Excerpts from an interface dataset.
################

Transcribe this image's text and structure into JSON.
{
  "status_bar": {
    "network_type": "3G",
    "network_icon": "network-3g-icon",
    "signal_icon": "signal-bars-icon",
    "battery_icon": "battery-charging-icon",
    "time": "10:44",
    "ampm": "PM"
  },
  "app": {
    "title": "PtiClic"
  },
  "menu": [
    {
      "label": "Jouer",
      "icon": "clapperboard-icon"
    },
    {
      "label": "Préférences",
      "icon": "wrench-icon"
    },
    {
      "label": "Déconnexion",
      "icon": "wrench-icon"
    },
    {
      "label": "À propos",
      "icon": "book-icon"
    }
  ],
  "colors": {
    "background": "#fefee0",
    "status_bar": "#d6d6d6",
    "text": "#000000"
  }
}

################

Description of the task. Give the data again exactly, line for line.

Output for this exercise.
Transcribe this image's text and structure into JSON.
{
  "status_bar": {
    "network_type": "3G",
    "network_icon": "network-3g-icon",
    "signal_icon": "signal-bars-icon",
    "battery_icon": "battery-charging-icon",
    "time": "10:44",
    "ampm": "PM"
  },
  "app": {
    "title": "PtiClic"
  },
  "menu": [
    {
      "label": "Jouer",
      "icon": "clapperboard-icon"
    },
    {
      "label": "Préférences",
      "icon": "wrench-icon"
    },
    {
      "label": "Déconnexion",
      "icon": "wrench-icon"
    },
    {
      "label": "À propos",
      "icon": "book-icon"
    }
  ],
  "colors": {
    "background": "#fefee0",
    "status_bar": "#d6d6d6",
    "text": "#000000"
  }
}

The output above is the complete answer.